Distribution of malaria exposure in endemic countries in Africa considering country levels of effective treatment.
Penny MA., Maire N., Bever CA., Pemberton-Ross P., Briët OJT., Smith DL., Gething PW., Smith TA.
Malaria prevalence, clinical incidence, treatment, and transmission rates are dynamically interrelated. Prevalence is often considered a measure of malaria transmission, but treatment of clinical malaria reduces prevalence, and consequently also infectiousness to the mosquito vector and onward transmission. The impact of the frequency of treatment on prevalence in a population is generally not considered. This can lead to potential underestimation of malaria exposure in settings with good health systems. Furthermore, these dynamical relationships between prevalence, treatment, and transmission have not generally been taken into account in estimates of burden.Using prevalence as an input, estimates of disease incidence and transmission [as the distribution of the entomological inoculation rate (EIR)] for Plasmodium falciparum have now been made for 43 countries in Africa using both empirical relationships (that do not allow for treatment) and OpenMalaria dynamic micro-simulation models (that explicitly include the effects of treatment). For each estimate, prevalence inputs were taken from geo-statistical models fitted for the year 2010 by the Malaria Atlas Project to all available observed prevalence data.
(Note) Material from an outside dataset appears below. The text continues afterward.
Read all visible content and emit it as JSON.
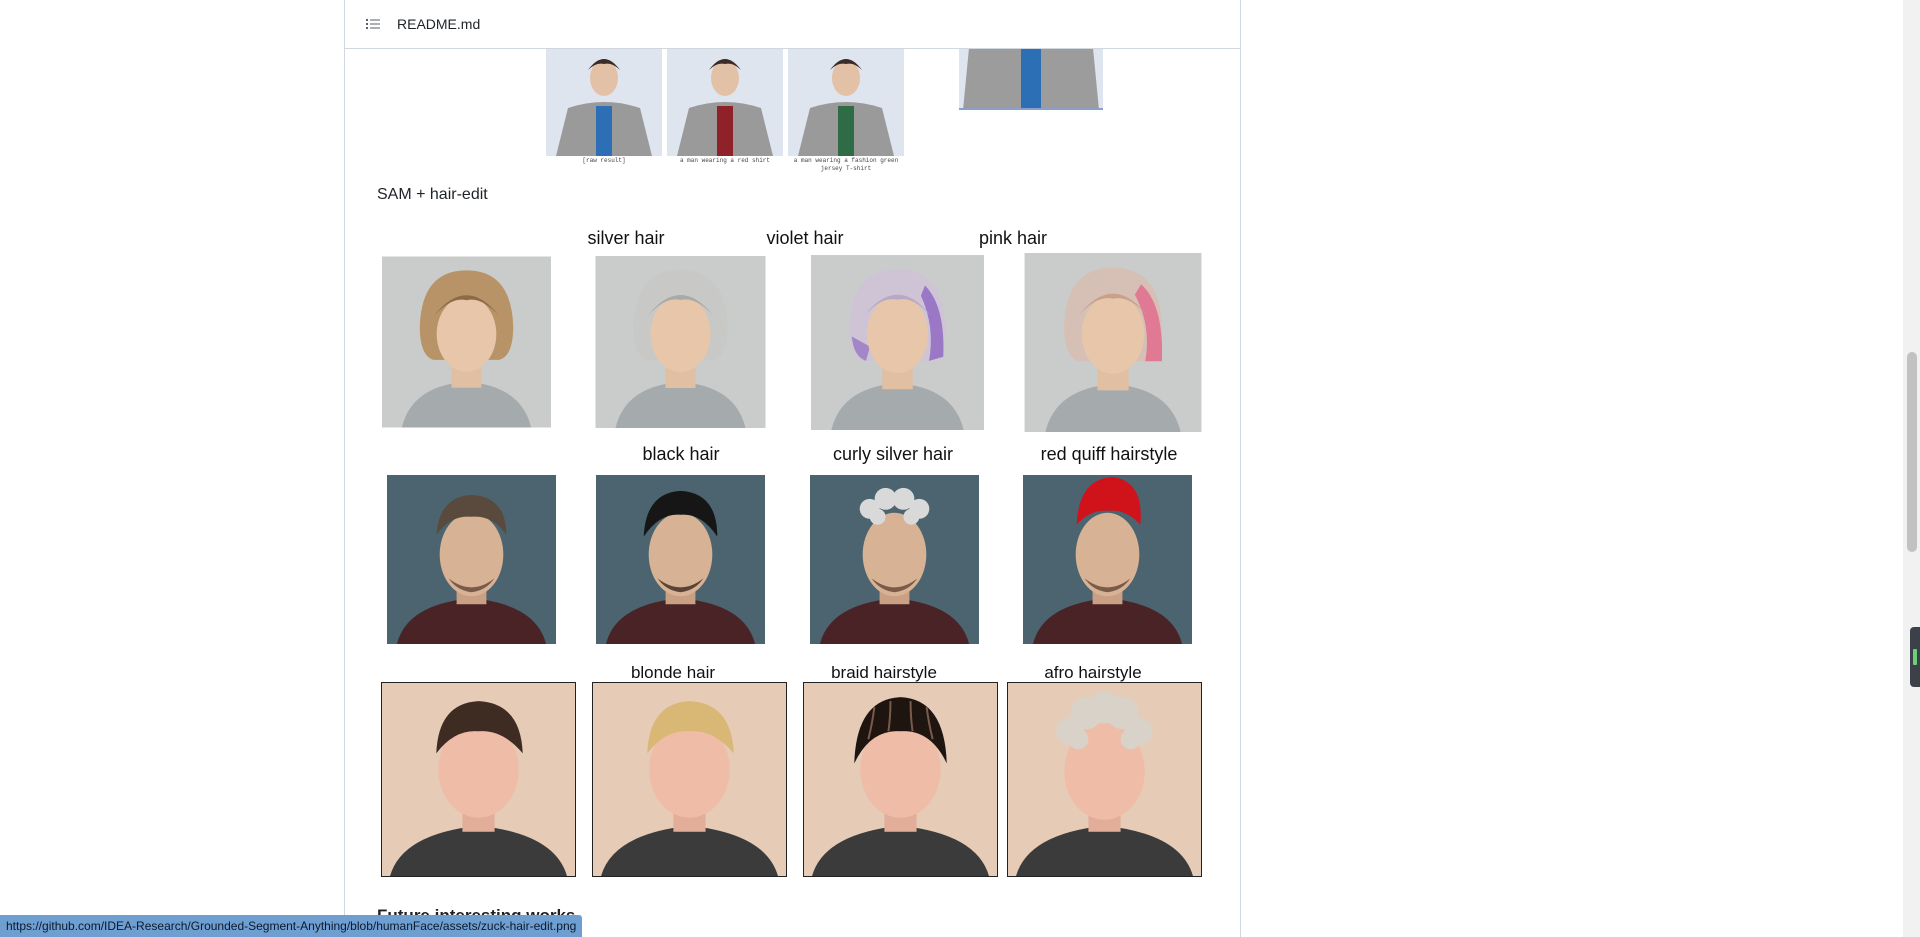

National level estimates of the effectiveness of case management in treating clinical attacks were used as inputs to the estimation of both EIR and disease incidence by the dynamic models.When coverage of effective treatment is taken into account, higher country level estimates of average EIR and thus higher disease burden, are obtained for a given prevalence level, especially where access to treatment is high, and prevalence relatively low. These methods provide a unified framework for comparison of both the immediate and longer-term impacts of case management and of preventive interventions.